Exercise:
The answer must be the complete listing, reproduced exactly.

● ● ●

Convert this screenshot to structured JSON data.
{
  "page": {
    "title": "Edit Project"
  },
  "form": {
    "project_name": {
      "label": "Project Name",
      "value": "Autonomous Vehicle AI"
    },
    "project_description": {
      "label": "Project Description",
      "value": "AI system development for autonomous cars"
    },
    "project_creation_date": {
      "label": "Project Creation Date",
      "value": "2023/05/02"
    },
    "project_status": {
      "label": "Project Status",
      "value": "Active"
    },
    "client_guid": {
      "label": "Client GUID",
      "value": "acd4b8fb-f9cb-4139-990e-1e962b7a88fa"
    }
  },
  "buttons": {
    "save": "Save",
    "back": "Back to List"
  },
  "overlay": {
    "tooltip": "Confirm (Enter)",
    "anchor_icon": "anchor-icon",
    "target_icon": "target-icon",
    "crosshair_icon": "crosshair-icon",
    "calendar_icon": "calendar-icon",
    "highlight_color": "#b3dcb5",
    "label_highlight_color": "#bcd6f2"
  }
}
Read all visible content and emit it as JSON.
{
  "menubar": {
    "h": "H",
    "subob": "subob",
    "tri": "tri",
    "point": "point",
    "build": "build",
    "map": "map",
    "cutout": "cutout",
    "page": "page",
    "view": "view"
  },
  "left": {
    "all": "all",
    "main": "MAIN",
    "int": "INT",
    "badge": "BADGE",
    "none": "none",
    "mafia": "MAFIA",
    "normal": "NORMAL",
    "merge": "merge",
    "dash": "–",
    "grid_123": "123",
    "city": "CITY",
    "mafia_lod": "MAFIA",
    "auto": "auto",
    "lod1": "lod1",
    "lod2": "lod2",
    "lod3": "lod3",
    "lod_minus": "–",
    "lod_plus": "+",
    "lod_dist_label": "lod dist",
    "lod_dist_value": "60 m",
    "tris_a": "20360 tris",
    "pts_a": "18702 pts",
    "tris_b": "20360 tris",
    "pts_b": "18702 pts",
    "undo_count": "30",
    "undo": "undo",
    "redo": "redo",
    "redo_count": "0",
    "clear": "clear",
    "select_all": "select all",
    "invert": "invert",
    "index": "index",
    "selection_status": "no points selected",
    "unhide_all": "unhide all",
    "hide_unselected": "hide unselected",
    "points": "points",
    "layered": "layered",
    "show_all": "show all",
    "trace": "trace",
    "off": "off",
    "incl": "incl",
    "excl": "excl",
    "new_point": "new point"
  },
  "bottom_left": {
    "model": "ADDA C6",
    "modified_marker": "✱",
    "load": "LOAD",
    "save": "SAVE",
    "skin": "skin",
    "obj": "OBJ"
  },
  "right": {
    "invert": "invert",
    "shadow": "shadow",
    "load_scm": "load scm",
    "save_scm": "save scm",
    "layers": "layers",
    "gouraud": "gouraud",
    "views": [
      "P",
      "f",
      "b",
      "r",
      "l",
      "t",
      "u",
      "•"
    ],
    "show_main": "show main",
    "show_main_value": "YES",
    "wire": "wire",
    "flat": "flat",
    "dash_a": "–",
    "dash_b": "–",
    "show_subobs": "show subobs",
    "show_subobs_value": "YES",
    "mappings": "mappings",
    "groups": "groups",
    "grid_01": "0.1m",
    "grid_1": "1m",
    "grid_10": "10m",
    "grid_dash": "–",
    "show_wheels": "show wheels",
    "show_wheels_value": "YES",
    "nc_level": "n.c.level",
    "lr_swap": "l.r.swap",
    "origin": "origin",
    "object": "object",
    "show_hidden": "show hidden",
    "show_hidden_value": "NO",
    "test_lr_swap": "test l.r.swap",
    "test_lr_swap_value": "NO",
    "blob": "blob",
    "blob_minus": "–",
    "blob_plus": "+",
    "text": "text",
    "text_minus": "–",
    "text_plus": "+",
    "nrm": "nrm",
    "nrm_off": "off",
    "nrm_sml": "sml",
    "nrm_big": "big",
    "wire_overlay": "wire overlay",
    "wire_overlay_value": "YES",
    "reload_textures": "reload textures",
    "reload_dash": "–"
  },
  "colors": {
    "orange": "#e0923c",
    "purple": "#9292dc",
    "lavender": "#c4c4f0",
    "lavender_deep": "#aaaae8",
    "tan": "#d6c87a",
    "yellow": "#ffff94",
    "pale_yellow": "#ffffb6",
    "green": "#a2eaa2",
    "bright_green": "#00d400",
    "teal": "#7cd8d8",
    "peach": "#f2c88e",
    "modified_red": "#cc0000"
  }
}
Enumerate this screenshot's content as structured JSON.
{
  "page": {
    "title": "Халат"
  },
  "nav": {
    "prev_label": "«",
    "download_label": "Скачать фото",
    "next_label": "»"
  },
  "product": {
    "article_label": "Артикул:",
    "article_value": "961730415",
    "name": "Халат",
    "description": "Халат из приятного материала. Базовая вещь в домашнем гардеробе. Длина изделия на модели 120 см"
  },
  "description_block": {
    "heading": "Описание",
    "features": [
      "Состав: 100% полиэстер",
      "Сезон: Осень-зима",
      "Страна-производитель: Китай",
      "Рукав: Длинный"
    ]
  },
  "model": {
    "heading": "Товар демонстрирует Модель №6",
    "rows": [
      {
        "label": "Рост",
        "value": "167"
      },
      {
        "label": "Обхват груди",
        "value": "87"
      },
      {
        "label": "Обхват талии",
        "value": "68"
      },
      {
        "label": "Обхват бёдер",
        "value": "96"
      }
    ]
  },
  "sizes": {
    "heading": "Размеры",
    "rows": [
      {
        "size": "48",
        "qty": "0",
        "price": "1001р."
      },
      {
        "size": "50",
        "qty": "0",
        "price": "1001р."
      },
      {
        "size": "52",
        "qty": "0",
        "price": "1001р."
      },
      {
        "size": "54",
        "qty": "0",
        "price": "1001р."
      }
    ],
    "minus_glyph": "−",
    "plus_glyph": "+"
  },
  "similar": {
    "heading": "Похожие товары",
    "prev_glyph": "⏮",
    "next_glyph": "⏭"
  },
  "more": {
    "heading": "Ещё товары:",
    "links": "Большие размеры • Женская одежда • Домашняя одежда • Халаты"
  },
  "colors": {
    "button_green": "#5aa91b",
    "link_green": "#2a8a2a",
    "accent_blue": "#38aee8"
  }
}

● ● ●

Answer area:
Convert this screenshot to structured JSON data.
{
  "page": {
    "title": "Edit Project"
  },
  "form": {
    "project_name": {
      "label": "Project Name",
      "value": "Autonomous Vehicle AI"
    },
    "project_description": {
      "label": "Project Description",
      "value": "AI system development for autonomous cars"
    },
    "project_creation_date": {
      "label": "Project Creation Date",
      "value": "2023/05/02"
    },
    "project_status": {
      "label": "Project Status",
      "value": "Active"
    },
    "client_guid": {
      "label": "Client GUID",
      "value": "acd4b8fb-f9cb-4139-990e-1e962b7a88fa"
    }
  },
  "buttons": {
    "save": "Save",
    "back": "Back to List"
  },
  "overlay": {
    "tooltip": "Confirm (Enter)",
    "anchor_icon": "anchor-icon",
    "target_icon": "target-icon",
    "crosshair_icon": "crosshair-icon",
    "calendar_icon": "calendar-icon",
    "highlight_color": "#b3dcb5",
    "label_highlight_color": "#bcd6f2"
  }
}
Read all visible content and emit it as JSON.
{
  "menubar": {
    "h": "H",
    "subob": "subob",
    "tri": "tri",
    "point": "point",
    "build": "build",
    "map": "map",
    "cutout": "cutout",
    "page": "page",
    "view": "view"
  },
  "left": {
    "all": "all",
    "main": "MAIN",
    "int": "INT",
    "badge": "BADGE",
    "none": "none",
    "mafia": "MAFIA",
    "normal": "NORMAL",
    "merge": "merge",
    "dash": "–",
    "grid_123": "123",
    "city": "CITY",
    "mafia_lod": "MAFIA",
    "auto": "auto",
    "lod1": "lod1",
    "lod2": "lod2",
    "lod3": "lod3",
    "lod_minus": "–",
    "lod_plus": "+",
    "lod_dist_label": "lod dist",
    "lod_dist_value": "60 m",
    "tris_a": "20360 tris",
    "pts_a": "18702 pts",
    "tris_b": "20360 tris",
    "pts_b": "18702 pts",
    "undo_count": "30",
    "undo": "undo",
    "redo": "redo",
    "redo_count": "0",
    "clear": "clear",
    "select_all": "select all",
    "invert": "invert",
    "index": "index",
    "selection_status": "no points selected",
    "unhide_all": "unhide all",
    "hide_unselected": "hide unselected",
    "points": "points",
    "layered": "layered",
    "show_all": "show all",
    "trace": "trace",
    "off": "off",
    "incl": "incl",
    "excl": "excl",
    "new_point": "new point"
  },
  "bottom_left": {
    "model": "ADDA C6",
    "modified_marker": "✱",
    "load": "LOAD",
    "save": "SAVE",
    "skin": "skin",
    "obj": "OBJ"
  },
  "right": {
    "invert": "invert",
    "shadow": "shadow",
    "load_scm": "load scm",
    "save_scm": "save scm",
    "layers": "layers",
    "gouraud": "gouraud",
    "views": [
      "P",
      "f",
      "b",
      "r",
      "l",
      "t",
      "u",
      "•"
    ],
    "show_main": "show main",
    "show_main_value": "YES",
    "wire": "wire",
    "flat": "flat",
    "dash_a": "–",
    "dash_b": "–",
    "show_subobs": "show subobs",
    "show_subobs_value": "YES",
    "mappings": "mappings",
    "groups": "groups",
    "grid_01": "0.1m",
    "grid_1": "1m",
    "grid_10": "10m",
    "grid_dash": "–",
    "show_wheels": "show wheels",
    "show_wheels_value": "YES",
    "nc_level": "n.c.level",
    "lr_swap": "l.r.swap",
    "origin": "origin",
    "object": "object",
    "show_hidden": "show hidden",
    "show_hidden_value": "NO",
    "test_lr_swap": "test l.r.swap",
    "test_lr_swap_value": "NO",
    "blob": "blob",
    "blob_minus": "–",
    "blob_plus": "+",
    "text": "text",
    "text_minus": "–",
    "text_plus": "+",
    "nrm": "nrm",
    "nrm_off": "off",
    "nrm_sml": "sml",
    "nrm_big": "big",
    "wire_overlay": "wire overlay",
    "wire_overlay_value": "YES",
    "reload_textures": "reload textures",
    "reload_dash": "–"
  },
  "colors": {
    "orange": "#e0923c",
    "purple": "#9292dc",
    "lavender": "#c4c4f0",
    "lavender_deep": "#aaaae8",
    "tan": "#d6c87a",
    "yellow": "#ffff94",
    "pale_yellow": "#ffffb6",
    "green": "#a2eaa2",
    "bright_green": "#00d400",
    "teal": "#7cd8d8",
    "peach": "#f2c88e",
    "modified_red": "#cc0000"
  }
}
Enumerate this screenshot's content as structured JSON.
{
  "page": {
    "title": "Халат"
  },
  "nav": {
    "prev_label": "«",
    "download_label": "Скачать фото",
    "next_label": "»"
  },
  "product": {
    "article_label": "Артикул:",
    "article_value": "961730415",
    "name": "Халат",
    "description": "Халат из приятного материала. Базовая вещь в домашнем гардеробе. Длина изделия на модели 120 см"
  },
  "description_block": {
    "heading": "Описание",
    "features": [
      "Состав: 100% полиэстер",
      "Сезон: Осень-зима",
      "Страна-производитель: Китай",
      "Рукав: Длинный"
    ]
  },
  "model": {
    "heading": "Товар демонстрирует Модель №6",
    "rows": [
      {
        "label": "Рост",
        "value": "167"
      },
      {
        "label": "Обхват груди",
        "value": "87"
      },
      {
        "label": "Обхват талии",
        "value": "68"
      },
      {
        "label": "Обхват бёдер",
        "value": "96"
      }
    ]
  },
  "sizes": {
    "heading": "Размеры",
    "rows": [
      {
        "size": "48",
        "qty": "0",
        "price": "1001р."
      },
      {
        "size": "50",
        "qty": "0",
        "price": "1001р."
      },
      {
        "size": "52",
        "qty": "0",
        "price": "1001р."
      },
      {
        "size": "54",
        "qty": "0",
        "price": "1001р."
      }
    ],
    "minus_glyph": "−",
    "plus_glyph": "+"
  },
  "similar": {
    "heading": "Похожие товары",
    "prev_glyph": "⏮",
    "next_glyph": "⏭"
  },
  "more": {
    "heading": "Ещё товары:",
    "links": "Большие размеры • Женская одежда • Домашняя одежда • Халаты"
  },
  "colors": {
    "button_green": "#5aa91b",
    "link_green": "#2a8a2a",
    "accent_blue": "#38aee8"
  }
}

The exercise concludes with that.